Data entries:
════════

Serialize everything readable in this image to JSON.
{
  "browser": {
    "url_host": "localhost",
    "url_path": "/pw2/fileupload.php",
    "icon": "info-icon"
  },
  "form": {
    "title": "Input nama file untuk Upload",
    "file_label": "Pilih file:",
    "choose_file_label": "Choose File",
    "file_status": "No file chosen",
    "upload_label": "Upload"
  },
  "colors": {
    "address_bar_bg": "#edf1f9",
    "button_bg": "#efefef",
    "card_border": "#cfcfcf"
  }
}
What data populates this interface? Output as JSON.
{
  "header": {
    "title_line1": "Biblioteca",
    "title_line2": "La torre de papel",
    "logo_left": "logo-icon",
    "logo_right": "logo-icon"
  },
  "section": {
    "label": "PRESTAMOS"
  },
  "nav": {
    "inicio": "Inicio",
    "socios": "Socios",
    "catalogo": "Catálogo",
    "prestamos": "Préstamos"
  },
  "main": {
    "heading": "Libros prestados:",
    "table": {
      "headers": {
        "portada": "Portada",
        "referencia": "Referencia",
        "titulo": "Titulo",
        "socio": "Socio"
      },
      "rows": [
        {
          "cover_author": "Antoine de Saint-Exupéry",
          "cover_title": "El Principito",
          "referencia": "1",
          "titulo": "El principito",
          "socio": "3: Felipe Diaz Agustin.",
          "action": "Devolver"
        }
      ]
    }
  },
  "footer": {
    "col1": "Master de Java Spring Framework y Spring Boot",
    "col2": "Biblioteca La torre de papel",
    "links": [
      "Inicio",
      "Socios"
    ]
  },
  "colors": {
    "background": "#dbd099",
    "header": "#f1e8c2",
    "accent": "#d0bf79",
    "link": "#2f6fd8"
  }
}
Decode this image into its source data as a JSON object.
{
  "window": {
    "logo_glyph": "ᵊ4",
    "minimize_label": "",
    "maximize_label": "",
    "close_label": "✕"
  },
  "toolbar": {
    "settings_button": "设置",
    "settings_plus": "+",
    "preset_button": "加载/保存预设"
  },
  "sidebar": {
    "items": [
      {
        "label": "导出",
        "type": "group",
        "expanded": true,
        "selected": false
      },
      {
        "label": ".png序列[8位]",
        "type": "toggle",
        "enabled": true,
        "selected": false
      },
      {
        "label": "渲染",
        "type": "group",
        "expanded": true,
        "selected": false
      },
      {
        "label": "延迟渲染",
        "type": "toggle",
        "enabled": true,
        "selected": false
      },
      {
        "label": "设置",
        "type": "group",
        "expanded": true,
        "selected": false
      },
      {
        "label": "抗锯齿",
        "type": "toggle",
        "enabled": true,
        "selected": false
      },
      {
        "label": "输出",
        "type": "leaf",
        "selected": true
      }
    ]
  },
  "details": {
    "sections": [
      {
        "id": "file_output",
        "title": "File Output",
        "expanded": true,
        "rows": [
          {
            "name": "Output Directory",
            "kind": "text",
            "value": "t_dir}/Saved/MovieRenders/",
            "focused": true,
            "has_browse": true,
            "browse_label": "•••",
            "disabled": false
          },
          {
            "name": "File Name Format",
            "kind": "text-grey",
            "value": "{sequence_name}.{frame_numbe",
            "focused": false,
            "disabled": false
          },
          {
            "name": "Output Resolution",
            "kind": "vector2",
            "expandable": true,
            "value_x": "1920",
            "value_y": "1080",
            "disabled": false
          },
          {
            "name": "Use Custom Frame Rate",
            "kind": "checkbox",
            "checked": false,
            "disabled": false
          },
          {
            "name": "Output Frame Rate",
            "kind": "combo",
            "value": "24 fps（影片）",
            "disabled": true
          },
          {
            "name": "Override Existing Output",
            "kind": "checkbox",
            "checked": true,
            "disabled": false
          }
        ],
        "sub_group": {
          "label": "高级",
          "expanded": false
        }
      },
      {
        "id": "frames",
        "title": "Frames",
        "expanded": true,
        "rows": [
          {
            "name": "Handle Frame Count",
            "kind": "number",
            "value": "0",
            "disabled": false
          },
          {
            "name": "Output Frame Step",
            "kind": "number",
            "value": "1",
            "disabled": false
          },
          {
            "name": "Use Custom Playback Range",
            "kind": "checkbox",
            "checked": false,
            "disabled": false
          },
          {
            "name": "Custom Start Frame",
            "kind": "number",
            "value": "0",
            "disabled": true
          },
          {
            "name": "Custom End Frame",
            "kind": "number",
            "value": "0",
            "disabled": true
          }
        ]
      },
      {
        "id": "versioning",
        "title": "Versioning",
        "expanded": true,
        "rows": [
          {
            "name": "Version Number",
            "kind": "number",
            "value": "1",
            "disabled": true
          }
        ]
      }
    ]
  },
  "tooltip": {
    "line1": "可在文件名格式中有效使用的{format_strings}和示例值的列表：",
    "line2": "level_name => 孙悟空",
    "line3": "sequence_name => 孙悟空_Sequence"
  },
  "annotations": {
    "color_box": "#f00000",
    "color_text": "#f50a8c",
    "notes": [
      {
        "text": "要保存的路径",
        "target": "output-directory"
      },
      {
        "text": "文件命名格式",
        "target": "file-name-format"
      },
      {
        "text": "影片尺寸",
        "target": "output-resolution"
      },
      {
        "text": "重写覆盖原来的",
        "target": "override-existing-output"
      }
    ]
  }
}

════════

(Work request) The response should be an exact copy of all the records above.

(Task solution)
Serialize everything readable in this image to JSON.
{
  "browser": {
    "url_host": "localhost",
    "url_path": "/pw2/fileupload.php",
    "icon": "info-icon"
  },
  "form": {
    "title": "Input nama file untuk Upload",
    "file_label": "Pilih file:",
    "choose_file_label": "Choose File",
    "file_status": "No file chosen",
    "upload_label": "Upload"
  },
  "colors": {
    "address_bar_bg": "#edf1f9",
    "button_bg": "#efefef",
    "card_border": "#cfcfcf"
  }
}
What data populates this interface? Output as JSON.
{
  "header": {
    "title_line1": "Biblioteca",
    "title_line2": "La torre de papel",
    "logo_left": "logo-icon",
    "logo_right": "logo-icon"
  },
  "section": {
    "label": "PRESTAMOS"
  },
  "nav": {
    "inicio": "Inicio",
    "socios": "Socios",
    "catalogo": "Catálogo",
    "prestamos": "Préstamos"
  },
  "main": {
    "heading": "Libros prestados:",
    "table": {
      "headers": {
        "portada": "Portada",
        "referencia": "Referencia",
        "titulo": "Titulo",
        "socio": "Socio"
      },
      "rows": [
        {
          "cover_author": "Antoine de Saint-Exupéry",
          "cover_title": "El Principito",
          "referencia": "1",
          "titulo": "El principito",
          "socio": "3: Felipe Diaz Agustin.",
          "action": "Devolver"
        }
      ]
    }
  },
  "footer": {
    "col1": "Master de Java Spring Framework y Spring Boot",
    "col2": "Biblioteca La torre de papel",
    "links": [
      "Inicio",
      "Socios"
    ]
  },
  "colors": {
    "background": "#dbd099",
    "header": "#f1e8c2",
    "accent": "#d0bf79",
    "link": "#2f6fd8"
  }
}
Decode this image into its source data as a JSON object.
{
  "window": {
    "logo_glyph": "ᵊ4",
    "minimize_label": "",
    "maximize_label": "",
    "close_label": "✕"
  },
  "toolbar": {
    "settings_button": "设置",
    "settings_plus": "+",
    "preset_button": "加载/保存预设"
  },
  "sidebar": {
    "items": [
      {
        "label": "导出",
        "type": "group",
        "expanded": true,
        "selected": false
      },
      {
        "label": ".png序列[8位]",
        "type": "toggle",
        "enabled": true,
        "selected": false
      },
      {
        "label": "渲染",
        "type": "group",
        "expanded": true,
        "selected": false
      },
      {
        "label": "延迟渲染",
        "type": "toggle",
        "enabled": true,
        "selected": false
      },
      {
        "label": "设置",
        "type": "group",
        "expanded": true,
        "selected": false
      },
      {
        "label": "抗锯齿",
        "type": "toggle",
        "enabled": true,
        "selected": false
      },
      {
        "label": "输出",
        "type": "leaf",
        "selected": true
      }
    ]
  },
  "details": {
    "sections": [
      {
        "id": "file_output",
        "title": "File Output",
        "expanded": true,
        "rows": [
          {
            "name": "Output Directory",
            "kind": "text",
            "value": "t_dir}/Saved/MovieRenders/",
            "focused": true,
            "has_browse": true,
            "browse_label": "•••",
            "disabled": false
          },
          {
            "name": "File Name Format",
            "kind": "text-grey",
            "value": "{sequence_name}.{frame_numbe",
            "focused": false,
            "disabled": false
          },
          {
            "name": "Output Resolution",
            "kind": "vector2",
            "expandable": true,
            "value_x": "1920",
            "value_y": "1080",
            "disabled": false
          },
          {
            "name": "Use Custom Frame Rate",
            "kind": "checkbox",
            "checked": false,
            "disabled": false
          },
          {
            "name": "Output Frame Rate",
            "kind": "combo",
            "value": "24 fps（影片）",
            "disabled": true
          },
          {
            "name": "Override Existing Output",
            "kind": "checkbox",
            "checked": true,
            "disabled": false
          }
        ],
        "sub_group": {
          "label": "高级",
          "expanded": false
        }
      },
      {
        "id": "frames",
        "title": "Frames",
        "expanded": true,
        "rows": [
          {
            "name": "Handle Frame Count",
            "kind": "number",
            "value": "0",
            "disabled": false
          },
          {
            "name": "Output Frame Step",
            "kind": "number",
            "value": "1",
            "disabled": false
          },
          {
            "name": "Use Custom Playback Range",
            "kind": "checkbox",
            "checked": false,
            "disabled": false
          },
          {
            "name": "Custom Start Frame",
            "kind": "number",
            "value": "0",
            "disabled": true
          },
          {
            "name": "Custom End Frame",
            "kind": "number",
            "value": "0",
            "disabled": true
          }
        ]
      },
      {
        "id": "versioning",
        "title": "Versioning",
        "expanded": true,
        "rows": [
          {
            "name": "Version Number",
            "kind": "number",
            "value": "1",
            "disabled": true
          }
        ]
      }
    ]
  },
  "tooltip": {
    "line1": "可在文件名格式中有效使用的{format_strings}和示例值的列表：",
    "line2": "level_name => 孙悟空",
    "line3": "sequence_name => 孙悟空_Sequence"
  },
  "annotations": {
    "color_box": "#f00000",
    "color_text": "#f50a8c",
    "notes": [
      {
        "text": "要保存的路径",
        "target": "output-directory"
      },
      {
        "text": "文件命名格式",
        "target": "file-name-format"
      },
      {
        "text": "影片尺寸",
        "target": "output-resolution"
      },
      {
        "text": "重写覆盖原来的",
        "target": "override-existing-output"
      }
    ]
  }
}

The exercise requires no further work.